"What would be really interesting to see [in your film] is how beautiful things grow out of shit. Because nobody ever believes that. Everybody thinks that Beethoven had his string quartets completely in his head—they'd somehow appeared there and formed in his head—before he, and all he had to do was write them down and they would kind of be manifest to the world. But I think what's so interesting, and what would really be a lesson that everybody should learn is that things come out of nothing, things evolve out of nothing.
If you walk around with the idea that there are some people who are so gifted—they have these wonderful things in their head, but you're not one of them, you're just sort of a normal person, you could never do anything like that—then you live a different kind of life. You could have another kind of life, where you can say, 'well, I know that things come from nothing very much, and start from unpromising beginnings, and I'm an unpromising beginning, and I could start something.'"
You know, the tiniest seed in the right situation turns into the most beautiful forest, and then the most promising seed in the wrong situation turns into nothing.
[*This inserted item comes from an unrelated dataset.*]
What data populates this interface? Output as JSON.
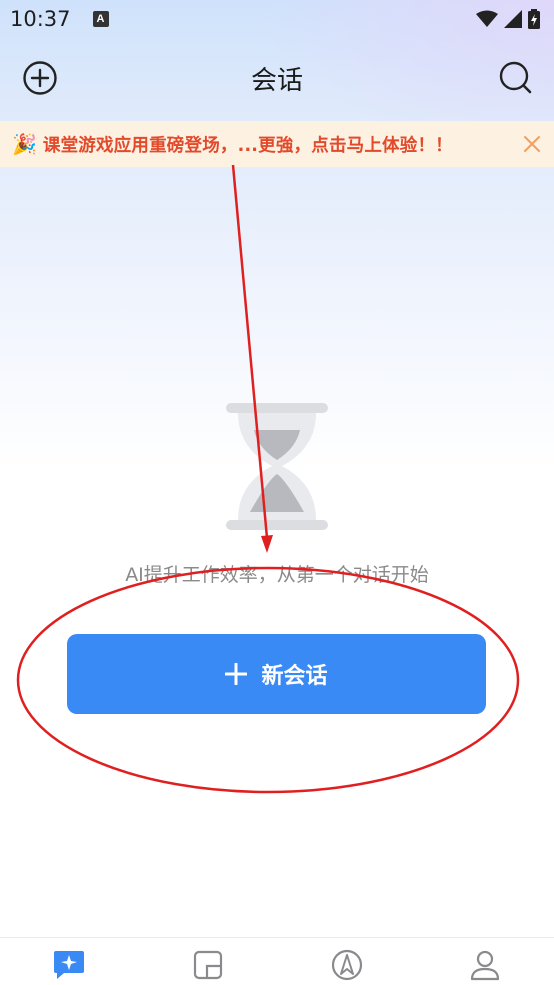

And I think this would be important for people to understand, because it gives people confidence in their own lives to know that that's how things work."
Brian Eno, from the film and album "Here is What Is" by Daniel Lanois